What angels invented these splendid ornaments…this firmament of earth between? this zodiac of lights, this tent of dropping clouds, this striped coat of climates?
So the Climate Change Committee says current energy efficiency policies for domestic sector are not enough for the government to reach its own targets on emission reductions under the Climate Change Act.
Apparently, emissions reductions “will not ensue to the extent required under the current framework”. What this basically means is that the biggest success of the CERT scheme, led by the energy suppliers, has been the provision of free energy efficient light bulbs. Whoop-de-do.
I’m still of a mind that the main energy-saving element of these light bulbs is because, as they take such an age to come on, most people simply don’t bother to switch them on at all and just fumble around in the dark.
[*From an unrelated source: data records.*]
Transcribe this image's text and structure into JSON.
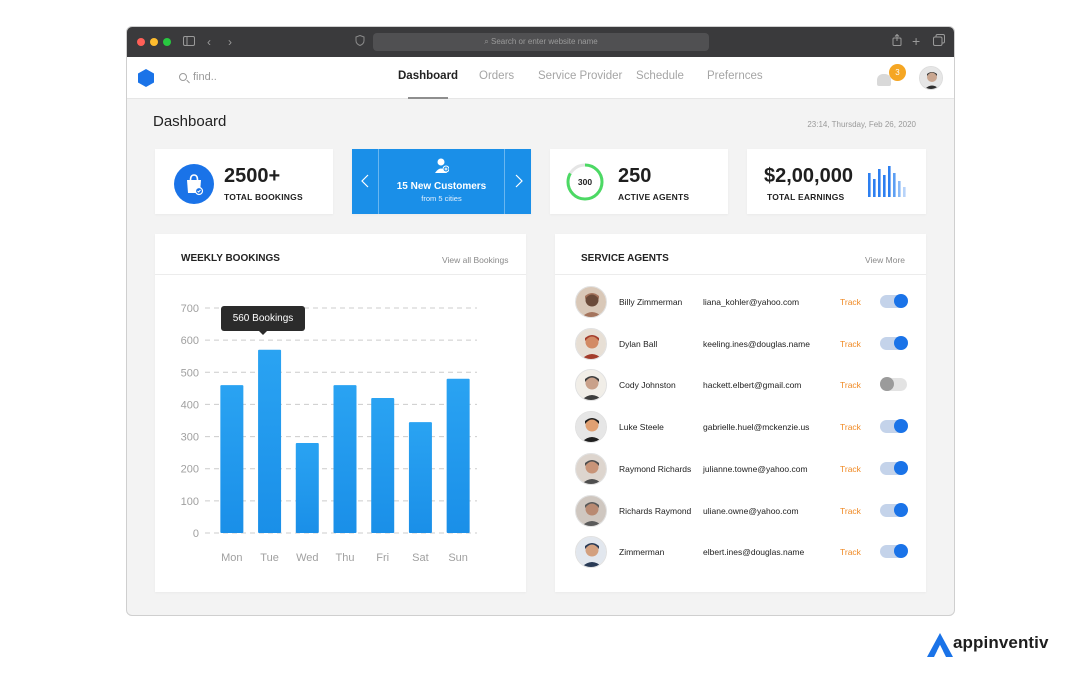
{
  "browser": {
    "url_placeholder": "Search or enter website name"
  },
  "nav": {
    "search_placeholder": "find..",
    "tabs": [
      "Dashboard",
      "Orders",
      "Service Provider",
      "Schedule",
      "Prefernces"
    ],
    "active_tab": "Dashboard",
    "notification_count": "3"
  },
  "page": {
    "title": "Dashboard",
    "datetime": "23:14, Thursday, Feb 26, 2020"
  },
  "stats": {
    "bookings_value": "2500+",
    "bookings_label": "TOTAL BOOKINGS",
    "customers_title": "15 New Customers",
    "customers_sub": "from 5 cities",
    "agents_ring": "300",
    "agents_value": "250",
    "agents_label": "ACTIVE AGENTS",
    "earnings_value": "$2,00,000",
    "earnings_label": "TOTAL EARNINGS"
  },
  "weekly": {
    "title": "WEEKLY BOOKINGS",
    "link": "View all Bookings",
    "tooltip": "560 Bookings"
  },
  "chart_data": {
    "type": "bar",
    "categories": [
      "Mon",
      "Tue",
      "Wed",
      "Thu",
      "Fri",
      "Sat",
      "Sun"
    ],
    "values": [
      460,
      570,
      280,
      460,
      420,
      345,
      480
    ],
    "ylim": [
      0,
      700
    ],
    "yticks": [
      0,
      100,
      200,
      300,
      400,
      500,
      600,
      700
    ],
    "grid": true,
    "color": "#1a8fe8"
  },
  "agents": {
    "title": "SERVICE AGENTS",
    "link": "View More",
    "track_label": "Track",
    "rows": [
      {
        "name": "Billy Zimmerman",
        "email": "liana_kohler@yahoo.com",
        "on": true
      },
      {
        "name": "Dylan Ball",
        "email": "keeling.ines@douglas.name",
        "on": true
      },
      {
        "name": "Cody Johnston",
        "email": "hackett.elbert@gmail.com",
        "on": false
      },
      {
        "name": "Luke Steele",
        "email": "gabrielle.huel@mckenzie.us",
        "on": true
      },
      {
        "name": "Raymond Richards",
        "email": "julianne.towne@yahoo.com",
        "on": true
      },
      {
        "name": "Richards Raymond",
        "email": "uliane.owne@yahoo.com",
        "on": true
      },
      {
        "name": "Zimmerman",
        "email": "elbert.ines@douglas.name",
        "on": true
      }
    ]
  },
  "brand": {
    "name": "appinventiv",
    "accent": "#1a73e8"
  }
}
But it hasn’t been all about light bulbs. The CERT-scheme, although much maligned in the merchant press, has at least brought better insulation to a lot of homes that would probably not have bothered otherwise. Instead, of the current piecemeal process whereby the energy companies decide moreorless what they are going to do and with whom, the Climate Change Committee said that a whole house, street-by-street approach should be taken, involving an energy audit with a follow- up package including installation and financing.
Npower did a survey recently which found that nearly half the people had inadequate levels of insulation and three-quarters of them had no idea what level they should have anyway (270mm according to Part L).
People in general like the idea of getting money off the government for doing stuff and they also like the idea of either keeping up with, or being a step ahead of, their neighbours. So the Climate Change Committees idea for a “neighbourhood approach led by national government, with a delivery role for local government in partnership with energy companies and other appropriate commercial organisations” is a good one if the government is really serious about getting more homes insulated.
But what about this “appropriate commercial organisations”? Could these perhaps be organisations whose function is to keep stock on the ground and deliver it to customers when and where it is required.
Builders merchants take product from manufacturers and deliver it to houses and building sites. It’s called a supply chain. Any scheme that wants to get more homes insulated in the interests of reducing emissions and helping to combat climate change has to take account of them, surely?